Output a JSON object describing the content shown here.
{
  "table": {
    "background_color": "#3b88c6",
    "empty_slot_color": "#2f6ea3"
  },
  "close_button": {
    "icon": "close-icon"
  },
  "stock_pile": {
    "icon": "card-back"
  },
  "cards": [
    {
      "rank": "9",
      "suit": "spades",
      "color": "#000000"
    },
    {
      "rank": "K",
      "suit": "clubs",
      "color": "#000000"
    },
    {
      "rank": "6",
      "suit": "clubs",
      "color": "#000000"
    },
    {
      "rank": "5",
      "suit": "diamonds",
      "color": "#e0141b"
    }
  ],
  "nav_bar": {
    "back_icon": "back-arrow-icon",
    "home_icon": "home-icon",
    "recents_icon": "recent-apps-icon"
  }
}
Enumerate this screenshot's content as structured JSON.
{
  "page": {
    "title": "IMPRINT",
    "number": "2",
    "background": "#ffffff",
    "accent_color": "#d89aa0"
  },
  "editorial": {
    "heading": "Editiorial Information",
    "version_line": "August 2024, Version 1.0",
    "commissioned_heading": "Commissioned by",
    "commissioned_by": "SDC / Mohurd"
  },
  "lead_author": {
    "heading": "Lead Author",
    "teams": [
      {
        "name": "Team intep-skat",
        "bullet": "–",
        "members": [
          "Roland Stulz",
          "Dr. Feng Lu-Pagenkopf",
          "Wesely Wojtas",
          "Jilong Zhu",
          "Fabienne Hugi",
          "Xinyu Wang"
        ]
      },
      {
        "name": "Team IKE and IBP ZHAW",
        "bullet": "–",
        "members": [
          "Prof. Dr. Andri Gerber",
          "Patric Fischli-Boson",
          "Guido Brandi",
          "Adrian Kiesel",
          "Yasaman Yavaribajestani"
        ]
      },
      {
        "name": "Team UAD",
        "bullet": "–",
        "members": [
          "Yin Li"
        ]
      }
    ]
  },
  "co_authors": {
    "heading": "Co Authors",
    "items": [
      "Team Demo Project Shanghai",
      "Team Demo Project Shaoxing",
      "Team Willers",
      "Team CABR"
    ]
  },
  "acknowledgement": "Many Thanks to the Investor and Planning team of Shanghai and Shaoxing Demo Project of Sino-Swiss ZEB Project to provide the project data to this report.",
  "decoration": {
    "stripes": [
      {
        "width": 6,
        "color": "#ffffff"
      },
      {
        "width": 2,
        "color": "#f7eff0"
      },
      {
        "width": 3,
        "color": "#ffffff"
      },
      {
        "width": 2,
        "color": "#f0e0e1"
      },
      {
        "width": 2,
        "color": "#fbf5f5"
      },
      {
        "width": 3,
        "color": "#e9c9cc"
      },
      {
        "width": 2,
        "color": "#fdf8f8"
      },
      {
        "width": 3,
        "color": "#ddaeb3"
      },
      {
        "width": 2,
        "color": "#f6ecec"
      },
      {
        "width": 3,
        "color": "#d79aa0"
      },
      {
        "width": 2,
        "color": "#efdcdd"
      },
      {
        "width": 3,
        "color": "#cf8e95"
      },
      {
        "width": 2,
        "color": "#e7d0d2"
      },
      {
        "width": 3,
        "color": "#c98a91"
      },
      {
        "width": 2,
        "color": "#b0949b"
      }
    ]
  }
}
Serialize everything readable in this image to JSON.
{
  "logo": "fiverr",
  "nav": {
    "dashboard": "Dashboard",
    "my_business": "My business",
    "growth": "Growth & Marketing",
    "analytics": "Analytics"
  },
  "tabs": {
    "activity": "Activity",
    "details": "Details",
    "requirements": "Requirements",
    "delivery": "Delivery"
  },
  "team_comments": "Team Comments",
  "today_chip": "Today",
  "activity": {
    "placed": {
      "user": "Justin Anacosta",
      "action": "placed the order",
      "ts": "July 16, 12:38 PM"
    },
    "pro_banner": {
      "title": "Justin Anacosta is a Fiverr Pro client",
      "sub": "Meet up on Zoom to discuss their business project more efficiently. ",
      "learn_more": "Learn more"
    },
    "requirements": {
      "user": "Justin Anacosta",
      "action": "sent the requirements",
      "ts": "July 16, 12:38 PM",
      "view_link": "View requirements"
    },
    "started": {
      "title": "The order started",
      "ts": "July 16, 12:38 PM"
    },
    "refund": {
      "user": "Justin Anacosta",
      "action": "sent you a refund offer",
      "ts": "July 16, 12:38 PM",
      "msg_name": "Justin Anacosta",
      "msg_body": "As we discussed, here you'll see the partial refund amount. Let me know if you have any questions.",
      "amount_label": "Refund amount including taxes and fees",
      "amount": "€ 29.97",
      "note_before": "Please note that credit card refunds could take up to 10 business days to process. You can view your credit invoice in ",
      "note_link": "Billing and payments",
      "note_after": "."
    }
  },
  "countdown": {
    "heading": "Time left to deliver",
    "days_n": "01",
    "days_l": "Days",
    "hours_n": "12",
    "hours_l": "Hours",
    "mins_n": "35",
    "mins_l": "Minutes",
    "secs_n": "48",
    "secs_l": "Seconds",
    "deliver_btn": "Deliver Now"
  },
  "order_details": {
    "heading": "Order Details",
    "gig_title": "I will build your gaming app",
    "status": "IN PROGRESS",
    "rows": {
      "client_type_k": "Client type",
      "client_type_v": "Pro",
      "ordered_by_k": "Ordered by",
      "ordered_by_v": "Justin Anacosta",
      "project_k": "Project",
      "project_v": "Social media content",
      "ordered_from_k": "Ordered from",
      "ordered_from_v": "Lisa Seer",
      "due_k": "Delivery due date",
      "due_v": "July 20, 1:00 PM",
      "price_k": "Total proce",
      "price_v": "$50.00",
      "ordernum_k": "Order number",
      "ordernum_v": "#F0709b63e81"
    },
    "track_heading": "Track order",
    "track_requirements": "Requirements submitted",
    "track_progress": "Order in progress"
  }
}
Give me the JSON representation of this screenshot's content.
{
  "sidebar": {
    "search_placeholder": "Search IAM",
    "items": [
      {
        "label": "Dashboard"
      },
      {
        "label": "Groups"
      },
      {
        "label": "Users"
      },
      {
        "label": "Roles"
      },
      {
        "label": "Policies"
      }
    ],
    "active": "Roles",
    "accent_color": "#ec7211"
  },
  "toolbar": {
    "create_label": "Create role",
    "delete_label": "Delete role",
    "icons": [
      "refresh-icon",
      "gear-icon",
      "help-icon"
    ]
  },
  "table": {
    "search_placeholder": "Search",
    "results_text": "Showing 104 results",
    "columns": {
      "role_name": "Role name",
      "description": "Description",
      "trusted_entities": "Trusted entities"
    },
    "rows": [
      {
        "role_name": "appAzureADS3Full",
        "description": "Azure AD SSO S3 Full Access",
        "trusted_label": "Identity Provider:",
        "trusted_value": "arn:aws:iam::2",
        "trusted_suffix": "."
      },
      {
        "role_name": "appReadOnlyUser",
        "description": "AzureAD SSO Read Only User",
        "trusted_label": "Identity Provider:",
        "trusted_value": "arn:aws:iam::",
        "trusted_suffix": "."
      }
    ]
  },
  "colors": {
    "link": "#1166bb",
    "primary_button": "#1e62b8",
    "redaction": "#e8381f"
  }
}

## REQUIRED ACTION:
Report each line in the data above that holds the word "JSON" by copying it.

## EXERCISE SOLUTION:
Output a JSON object describing the content shown here.
Enumerate this screenshot's content as structured JSON.
Serialize everything readable in this image to JSON.
Give me the JSON representation of this screenshot's content.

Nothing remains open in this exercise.